* **Problem to work on**
What follows is a listing to be repeated in full and without alteration.

** The data follows **

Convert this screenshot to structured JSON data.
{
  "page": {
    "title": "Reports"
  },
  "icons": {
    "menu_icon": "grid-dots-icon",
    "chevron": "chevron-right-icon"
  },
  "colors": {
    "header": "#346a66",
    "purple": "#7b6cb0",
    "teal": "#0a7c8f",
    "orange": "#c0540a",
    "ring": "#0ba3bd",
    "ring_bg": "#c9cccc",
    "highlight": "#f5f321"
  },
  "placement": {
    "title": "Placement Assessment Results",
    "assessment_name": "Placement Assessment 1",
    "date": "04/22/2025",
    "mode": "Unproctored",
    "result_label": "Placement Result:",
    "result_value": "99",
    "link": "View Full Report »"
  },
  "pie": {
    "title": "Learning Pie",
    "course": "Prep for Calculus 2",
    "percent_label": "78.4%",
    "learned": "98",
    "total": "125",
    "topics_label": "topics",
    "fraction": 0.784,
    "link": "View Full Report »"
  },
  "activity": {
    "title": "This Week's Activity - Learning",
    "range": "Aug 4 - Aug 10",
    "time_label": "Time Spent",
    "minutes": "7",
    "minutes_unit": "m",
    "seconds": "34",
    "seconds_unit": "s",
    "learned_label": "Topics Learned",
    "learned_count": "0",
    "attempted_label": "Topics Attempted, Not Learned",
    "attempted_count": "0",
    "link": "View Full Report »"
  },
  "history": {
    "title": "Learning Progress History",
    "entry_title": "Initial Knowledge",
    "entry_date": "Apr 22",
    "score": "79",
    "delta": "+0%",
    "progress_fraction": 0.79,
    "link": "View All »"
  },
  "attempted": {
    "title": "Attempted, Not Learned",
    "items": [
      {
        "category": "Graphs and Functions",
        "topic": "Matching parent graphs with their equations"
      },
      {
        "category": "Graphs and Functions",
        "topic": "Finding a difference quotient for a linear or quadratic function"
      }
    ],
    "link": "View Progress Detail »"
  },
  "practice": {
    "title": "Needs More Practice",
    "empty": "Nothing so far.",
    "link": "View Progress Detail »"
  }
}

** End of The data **

* **Result for this exercise**
Convert this screenshot to structured JSON data.
{
  "page": {
    "title": "Reports"
  },
  "icons": {
    "menu_icon": "grid-dots-icon",
    "chevron": "chevron-right-icon"
  },
  "colors": {
    "header": "#346a66",
    "purple": "#7b6cb0",
    "teal": "#0a7c8f",
    "orange": "#c0540a",
    "ring": "#0ba3bd",
    "ring_bg": "#c9cccc",
    "highlight": "#f5f321"
  },
  "placement": {
    "title": "Placement Assessment Results",
    "assessment_name": "Placement Assessment 1",
    "date": "04/22/2025",
    "mode": "Unproctored",
    "result_label": "Placement Result:",
    "result_value": "99",
    "link": "View Full Report »"
  },
  "pie": {
    "title": "Learning Pie",
    "course": "Prep for Calculus 2",
    "percent_label": "78.4%",
    "learned": "98",
    "total": "125",
    "topics_label": "topics",
    "fraction": 0.784,
    "link": "View Full Report »"
  },
  "activity": {
    "title": "This Week's Activity - Learning",
    "range": "Aug 4 - Aug 10",
    "time_label": "Time Spent",
    "minutes": "7",
    "minutes_unit": "m",
    "seconds": "34",
    "seconds_unit": "s",
    "learned_label": "Topics Learned",
    "learned_count": "0",
    "attempted_label": "Topics Attempted, Not Learned",
    "attempted_count": "0",
    "link": "View Full Report »"
  },
  "history": {
    "title": "Learning Progress History",
    "entry_title": "Initial Knowledge",
    "entry_date": "Apr 22",
    "score": "79",
    "delta": "+0%",
    "progress_fraction": 0.79,
    "link": "View All »"
  },
  "attempted": {
    "title": "Attempted, Not Learned",
    "items": [
      {
        "category": "Graphs and Functions",
        "topic": "Matching parent graphs with their equations"
      },
      {
        "category": "Graphs and Functions",
        "topic": "Finding a difference quotient for a linear or quadratic function"
      }
    ],
    "link": "View Progress Detail »"
  },
  "practice": {
    "title": "Needs More Practice",
    "empty": "Nothing so far.",
    "link": "View Progress Detail »"
  }
}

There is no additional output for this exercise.